Each hole in the ground is a separate dwelling, honed in the soft rock or clay. To begin building the home, a shaft about 10 m (33 ft) wide and 8 m (25 ft) deep is sunk into the ground. An entrance to the pit is then dug on a gentle slope. This is followed by hollowing-out two level arched rooms, interconnected by narrow passageways, on the vertical face at the bottom of the shaft. Under the base of the pit, a small sewer is dug out to allow the occasional rainwater to flow away. Access is by way of the sloping tunnel, or by a ladder that is removable in times of danger.

The base of the shaft, which is called a haush (courtyard), is at times planted with trees and flowers. In it, the children play and the housewife, dressed in the colourful blue and red futa (dress), cooks the daily meal.

The bottom chambers are used as living quarters, a shelter for livestock and to store tools. At the back of the chambers, narrow shelves are cut into the walls on which provisions are stored. The upper level cubicles, which can only be reached by climbing, are the storage rooms, usually used to store grains and olives.

 

In the past, the upper compartments were also used as nuptial chambers. After the newlyweds had climbed into the room, the rope was withdrawn, making it an ideal love nest – inaccessible to the curious.

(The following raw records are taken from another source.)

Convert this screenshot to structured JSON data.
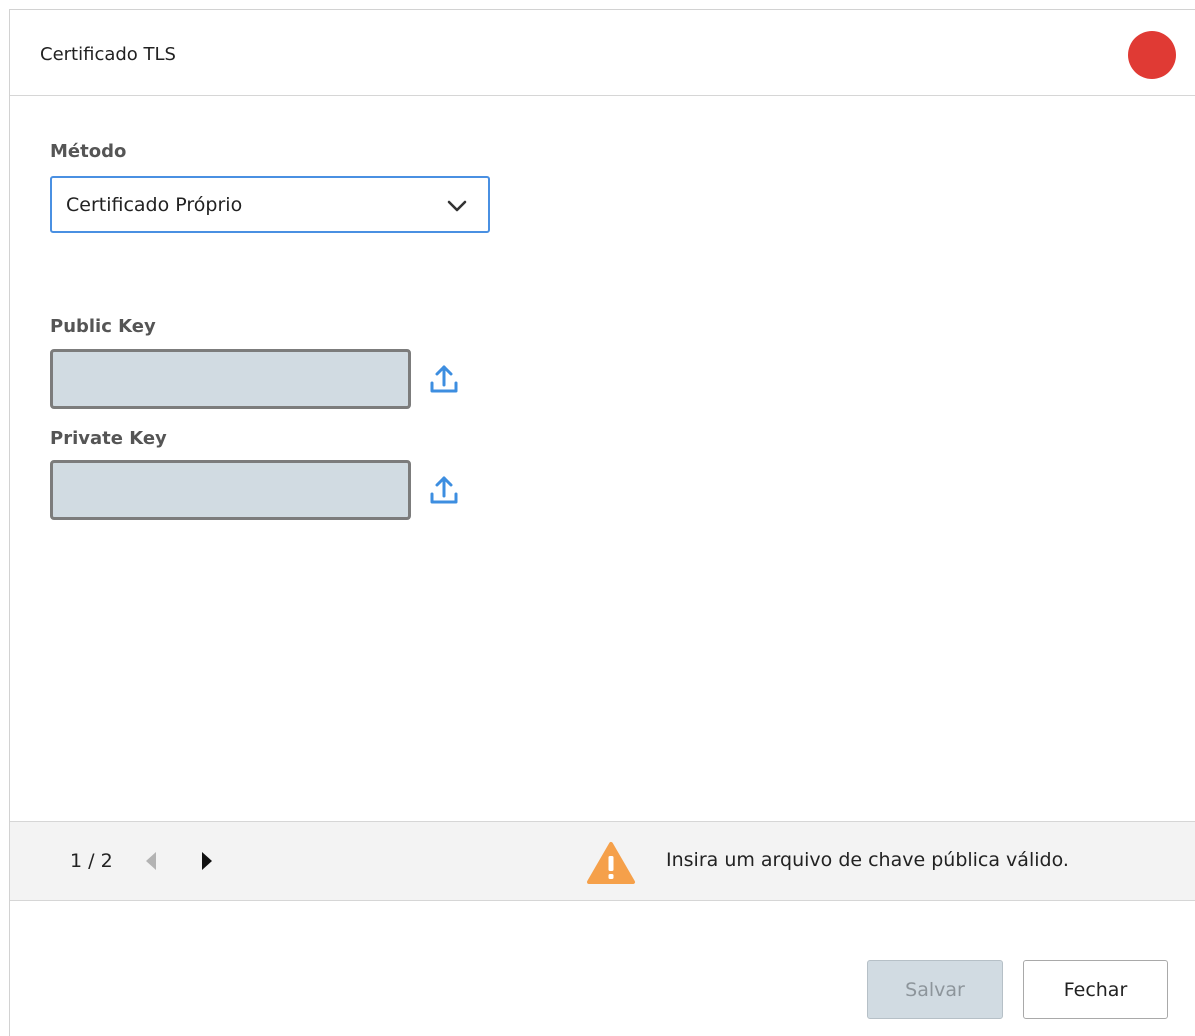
{
  "dialog": {
    "title": "Certificado TLS",
    "status_color": "#e03a34"
  },
  "method": {
    "label": "Método",
    "selected": "Certificado Próprio"
  },
  "public_key": {
    "label": "Public Key",
    "value": ""
  },
  "private_key": {
    "label": "Private Key",
    "value": ""
  },
  "footer": {
    "page": "1 / 2",
    "prev_icon": "triangle-left-icon",
    "next_icon": "triangle-right-icon",
    "warning_icon": "warning-triangle-icon",
    "warning_text": "Insira um arquivo de chave pública válido."
  },
  "actions": {
    "save_label": "Salvar",
    "close_label": "Fechar"
  },
  "colors": {
    "accent": "#4a90e2",
    "warning": "#f5a04a",
    "status": "#e03a34"
  }
}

Many of the Matmatans have become sophisticated due to their association with thousands of annual visitors. The worldly ways they have acquired help to make visitors feel at home, and this has engendered an ever-increasing number of tourists.

To take advantage of these countless visitors, the town’s merchants have built hotels, restaurants and souvenir shops in abandoned cave homes. The services and aura they offer, plus the camel rides and excursions to the lunar-like countryside are turning Matmata into a mecca for foreign travellers seeking the exotic.

Matmata, Tunisia 

Tourists come in great numbers from all of Tunisia’s resorts. Tour buses pick them up from their hotels and bring them to the ghorfas and Matmata, usually in large groups. However, for those who wish to relish for a while life in Matmata, the above ground Hotel Ksar El Amazigh is the place to stay. Here, travellers can live in comfort for a few days while they enjoy the town’s fascinating atmosphere. In the undreamed luxury for Matmatans of the past, one can reflect about primitive ghorfas and cave homes while living in the best of what the modern age has to offer.

-Habeeb Salloum